PHNOM PENH —
Voeung Chan Delice is part of a new generation of young female Cambodian entrepreneurs.
Having been an entrepreneur for almost ten years, Delice is the owner of Asia Exotic Trading, which produces baby wipes under the brand names of Alice, Mammy, and Julie.
Seeing the increasing need for local baby products, she decided to start her business in mid-2015, targeting customers in the provinces. A handicraft business, located in the capital, Phnom Penh, is her second venture after the success of her first business.
The Phnom Penh-born businesswoman started Asia Exotic Tour in 2008, a while after she received her undergraduate degree in tourism from the Royal University of Phnom Penh. The company provides a variety of tourism and travel-related services to both local and international clients, and today it has eight employees bringing in a stable profit.
But it was not a smooth journey in the beginning for Delice, whose family has no business background. Her father is a government official, and her mother is a housewife. Though Delice’s husband is also a businessman, she said, he takes a more traditional approach to enterprise.
Delice believes that successful business people never stop learning, and this drove her to attend an entrepreneurial program, WECREATE, in late 2015, shortly after she started her second business.
Under the Lower Mekong Initiative, WECREATE, which stands for Women’s Entrepreneurial Center for Resources, Education, Access, and Training for Economic Empowerment, was founded by the U.S. State Department in a partnership with GriffinWorx, which promotes start-ups. It is the first center opened in the Lower Mekong Region.
The WECREATE center in Phnom Penh offers a variety of programs to women entrepreneurs, ranging from mentoring and networking to childcare services.
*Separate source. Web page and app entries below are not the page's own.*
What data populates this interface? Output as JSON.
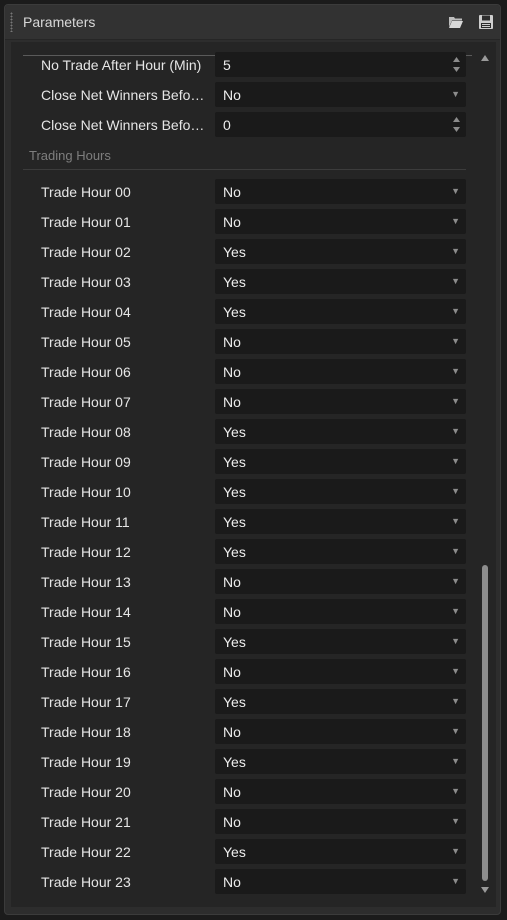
{
  "panel": {
    "title": "Parameters",
    "open_icon": "folder-open-icon",
    "save_icon": "save-icon"
  },
  "top_params": [
    {
      "label": "No Trade After Hour (Min)",
      "value": "5",
      "control": "spinner"
    },
    {
      "label": "Close Net Winners Befo…",
      "value": "No",
      "control": "dropdown"
    },
    {
      "label": "Close Net Winners Befo…",
      "value": "0",
      "control": "spinner"
    }
  ],
  "section": {
    "title": "Trading Hours"
  },
  "trade_hours": [
    {
      "label": "Trade Hour 00",
      "value": "No"
    },
    {
      "label": "Trade Hour 01",
      "value": "No"
    },
    {
      "label": "Trade Hour 02",
      "value": "Yes"
    },
    {
      "label": "Trade Hour 03",
      "value": "Yes"
    },
    {
      "label": "Trade Hour 04",
      "value": "Yes"
    },
    {
      "label": "Trade Hour 05",
      "value": "No"
    },
    {
      "label": "Trade Hour 06",
      "value": "No"
    },
    {
      "label": "Trade Hour 07",
      "value": "No"
    },
    {
      "label": "Trade Hour 08",
      "value": "Yes"
    },
    {
      "label": "Trade Hour 09",
      "value": "Yes"
    },
    {
      "label": "Trade Hour 10",
      "value": "Yes"
    },
    {
      "label": "Trade Hour 11",
      "value": "Yes"
    },
    {
      "label": "Trade Hour 12",
      "value": "Yes"
    },
    {
      "label": "Trade Hour 13",
      "value": "No"
    },
    {
      "label": "Trade Hour 14",
      "value": "No"
    },
    {
      "label": "Trade Hour 15",
      "value": "Yes"
    },
    {
      "label": "Trade Hour 16",
      "value": "No"
    },
    {
      "label": "Trade Hour 17",
      "value": "Yes"
    },
    {
      "label": "Trade Hour 18",
      "value": "No"
    },
    {
      "label": "Trade Hour 19",
      "value": "Yes"
    },
    {
      "label": "Trade Hour 20",
      "value": "No"
    },
    {
      "label": "Trade Hour 21",
      "value": "No"
    },
    {
      "label": "Trade Hour 22",
      "value": "Yes"
    },
    {
      "label": "Trade Hour 23",
      "value": "No"
    }
  ],
  "icons": {
    "dropdown_arrow": "▼",
    "scroll_up": "▲",
    "scroll_down": "▼"
  }
}
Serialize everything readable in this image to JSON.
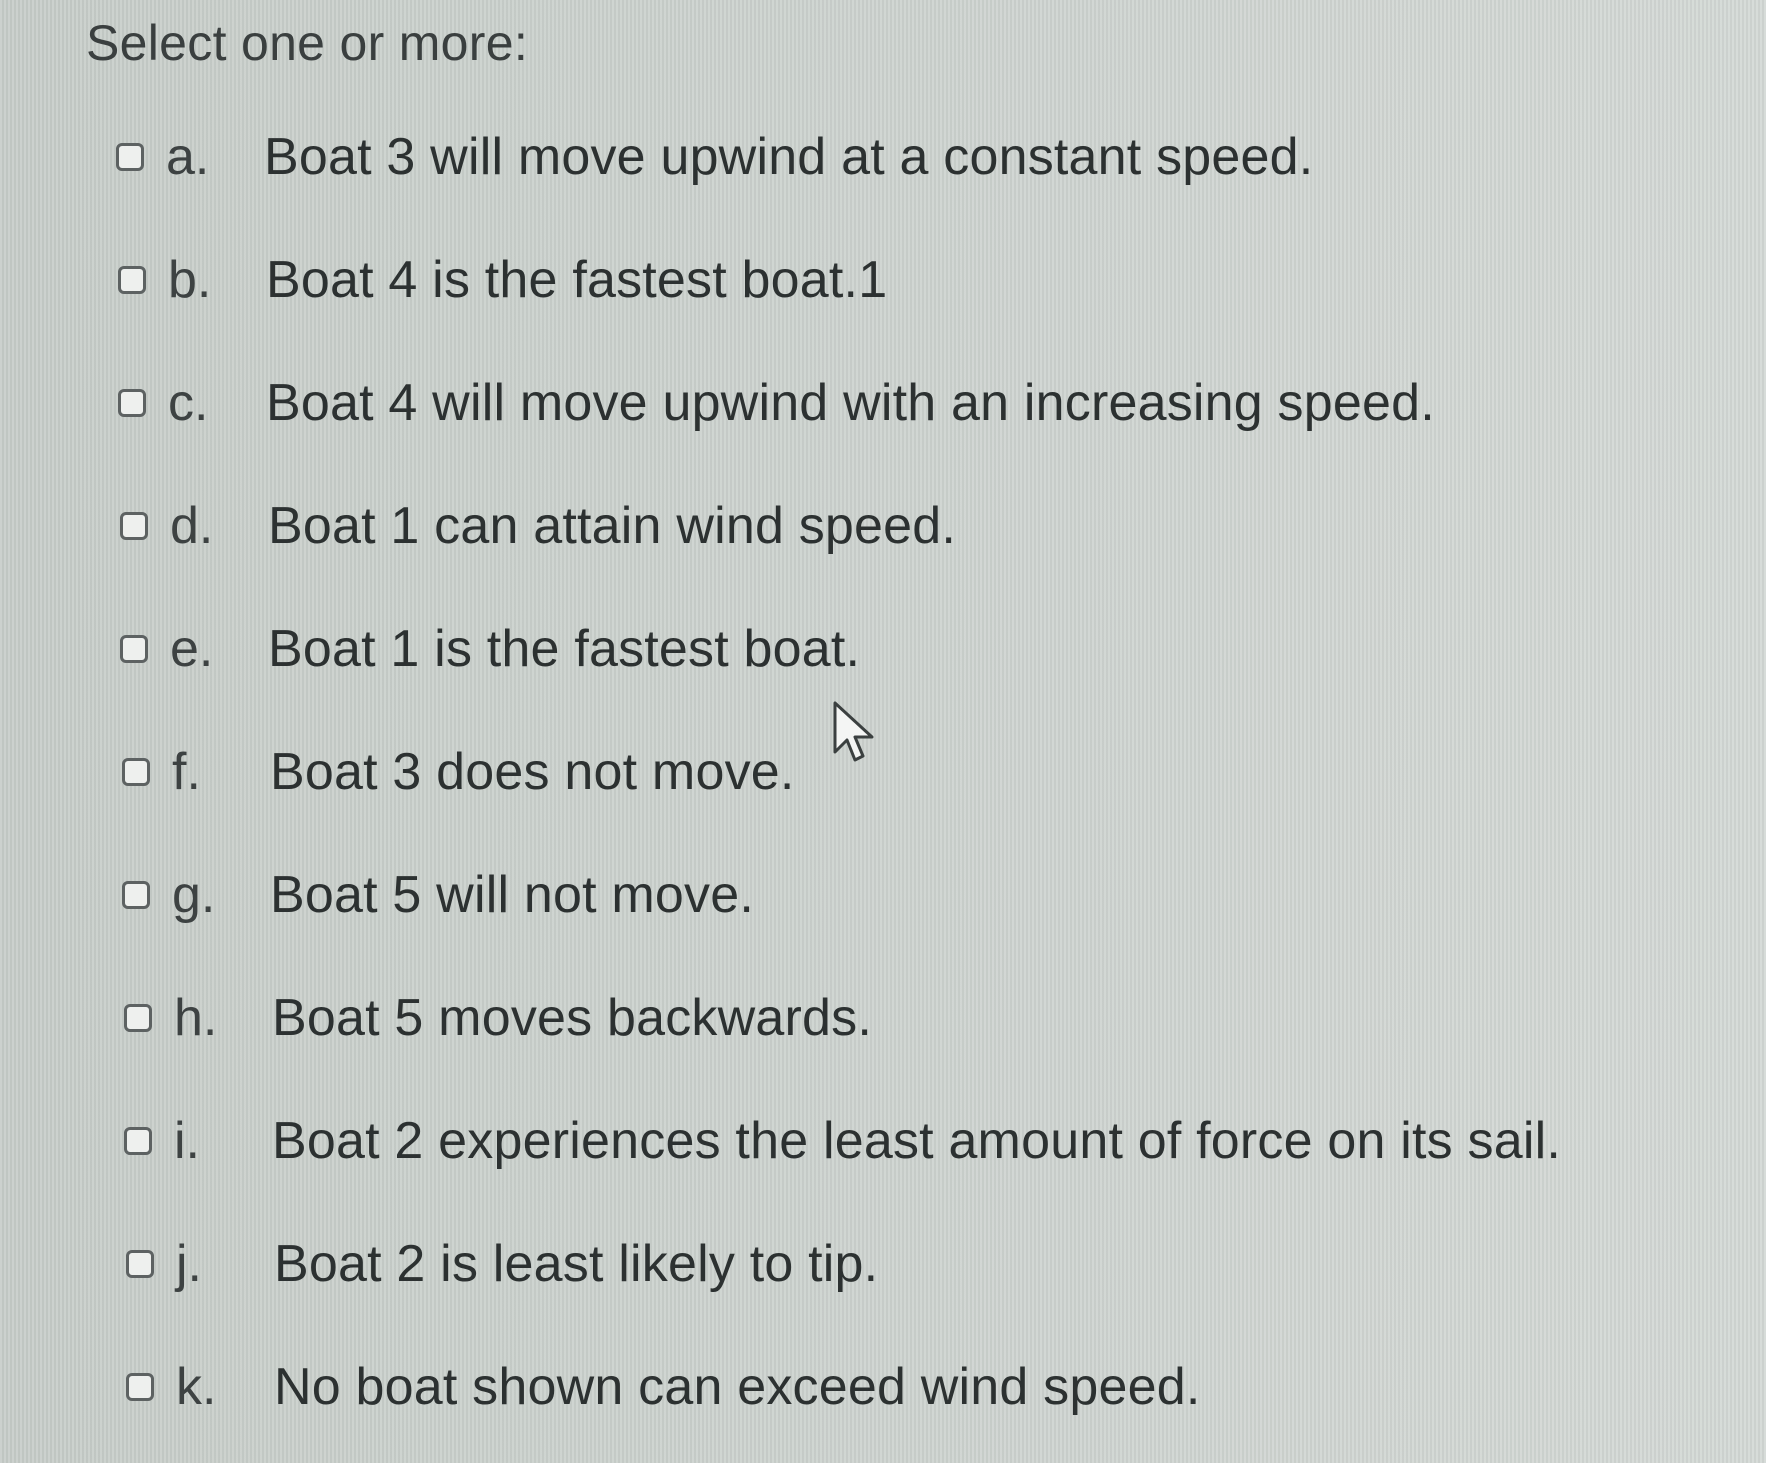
{
  "prompt": "Select one or more:",
  "options": [
    {
      "letter": "a.",
      "text": "Boat 3 will move upwind at a constant speed."
    },
    {
      "letter": "b.",
      "text": "Boat 4 is the fastest boat.1"
    },
    {
      "letter": "c.",
      "text": "Boat 4 will move upwind with an increasing speed."
    },
    {
      "letter": "d.",
      "text": "Boat 1 can attain wind speed."
    },
    {
      "letter": "e.",
      "text": "Boat 1 is the fastest boat."
    },
    {
      "letter": "f.",
      "text": "Boat 3 does not move."
    },
    {
      "letter": "g.",
      "text": "Boat 5 will not move."
    },
    {
      "letter": "h.",
      "text": "Boat 5 moves backwards."
    },
    {
      "letter": "i.",
      "text": "Boat 2 experiences the least amount of force on its sail."
    },
    {
      "letter": "j.",
      "text": "Boat 2 is least likely to tip."
    },
    {
      "letter": "k.",
      "text": "No boat shown can exceed wind speed."
    }
  ],
  "icons": {
    "checkbox": "checkbox-icon",
    "cursor": "mouse-pointer-icon"
  }
}
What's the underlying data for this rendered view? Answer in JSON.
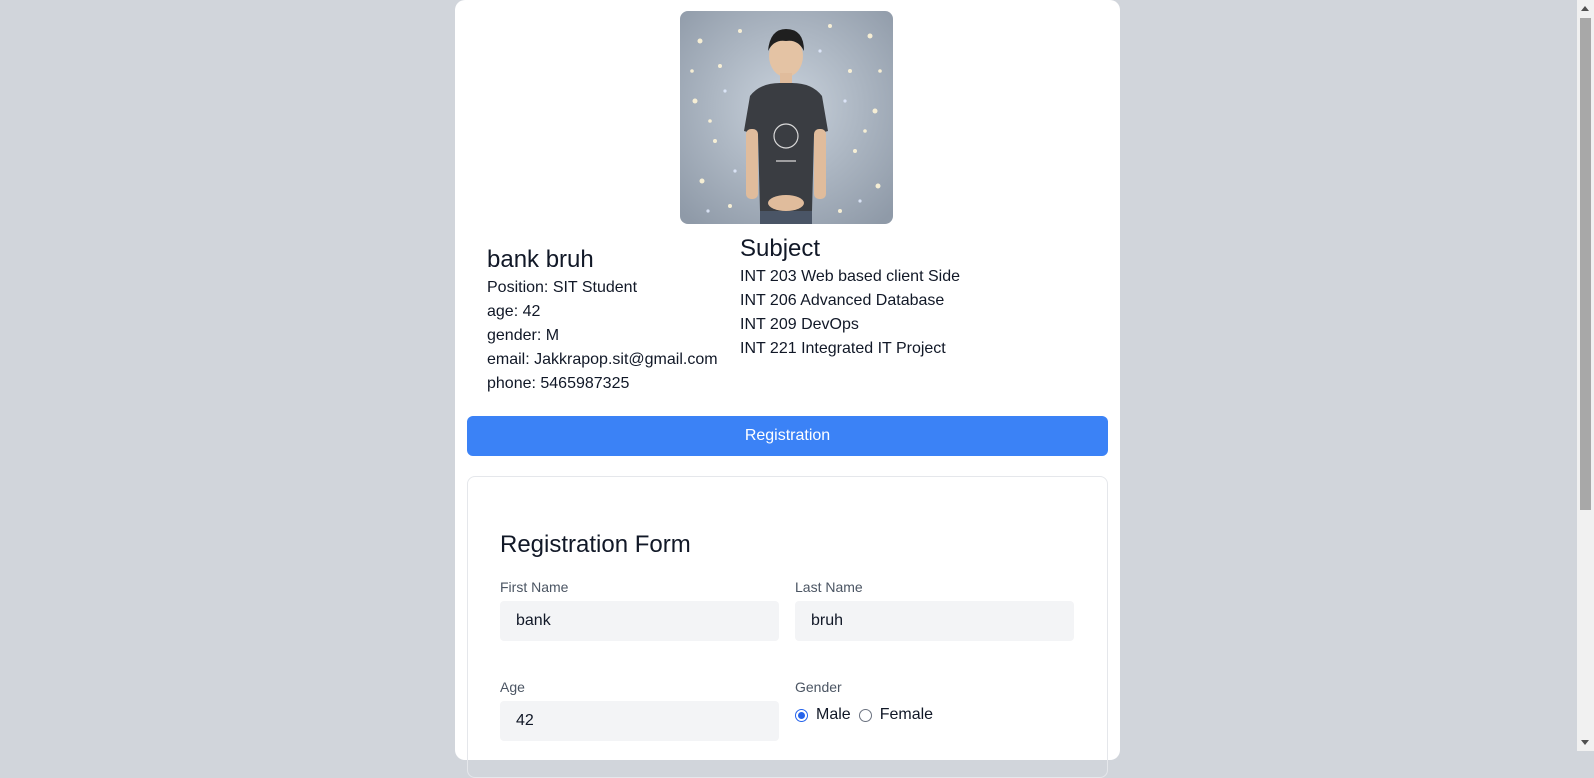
{
  "profile": {
    "photo_icon": "profile-photo",
    "name": "bank bruh",
    "position": "Position: SIT Student",
    "age": "age: 42",
    "gender": "gender: M",
    "email": "email: Jakkrapop.sit@gmail.com",
    "phone": "phone: 5465987325"
  },
  "subjects": {
    "title": "Subject",
    "items": [
      "INT 203 Web based client Side",
      "INT 206 Advanced Database",
      "INT 209 DevOps",
      "INT 221 Integrated IT Project"
    ]
  },
  "registration_button": "Registration",
  "form": {
    "title": "Registration Form",
    "first_name_label": "First Name",
    "first_name_value": "bank",
    "last_name_label": "Last Name",
    "last_name_value": "bruh",
    "age_label": "Age",
    "age_value": "42",
    "gender_label": "Gender",
    "gender_options": [
      "Male",
      "Female"
    ],
    "gender_selected": "Male"
  },
  "colors": {
    "accent": "#3b82f6",
    "page_bg": "#d1d5db",
    "input_bg": "#f3f4f6"
  }
}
It provides a physical platform, resources and tools for women to meet and broaden their knowledge of doing business.
WECREATE stands for Women’s Entrepreneurial Center for Resources, Education, Access, and Training for Economic Empowerment, was founded by the U.S. State Department in a partnership with GriffinWorx, which promotes start-ups.
As a result of her participation, Delice was able to expand her handicraft business by hiring two additional full-time employees and four part-time staffers.
“I understand better how to start a business, how to organize our operation, finance, sales, marketing and so on. So, we are able to improve our business,” she said.
Sean Griffin, founder and CEO of GriffinWorx, told VOA Khmer that the organization “saw a tremendous need for women entrepreneurs who had aspiration and a strong desire to start a business, but had very little knowledge or experience of what is required to do the business.”
WECREATE aims to break down social barriers that women face through entrepreneurship.
“We’re using economic empowerment as the lens to address gender-based violence or gender issues that women may face,” Griffin said.
An economic census conducted by the Royal Government of Cambodia in a collaboration with the Japan International Cooperation Agency (JICA) in 2011 showed that of the more than half a million businesses in the country, just over 329,000, or nearly two-thirds, were owned by women, while 80 percent were small businesses with two employees or fewer.
Delice, who was pregnant when she started attending WECREATE, highlighted how women entrepreneurs face more challenges than men in doing business.
“Women have to work 10 times harder than men because besides business, women still have to look after the family and be responsible for the household chores,” said Delice, a mother of two.
To date, WECREATE Cambodia has helped 1,338 women, creating more than one hundred new businesses and some 915 jobs, according to Dy Many Dy, the director of the center.
In November, after more than a year of operations, WECREATE Cambodia was given over to local direction in partnership with Paz y Desarrollo (PYD), which translates to “Peace and Development,” an organization that helps manage development initiatives.
Since then the center has had to find ways to generate revenue to be self-sufficient, and one way is to charge a fee for participating in some of the programs, according to Griffin.
Delice told VOA Khmer that she wants to expand her business by producing a variety of quality baby products at an affordable price to compete with imported products from neighboring countries, such as Thailand and Vietnam. Her advice to women is to not give up.
“Don’t turn back, no matter what challenges you meet. We have to go forward. So, we will be successful. Don’t ever think that women are weak, and can’t do things like men. Men and women can do the same. Some women are even smarter than men,” she said.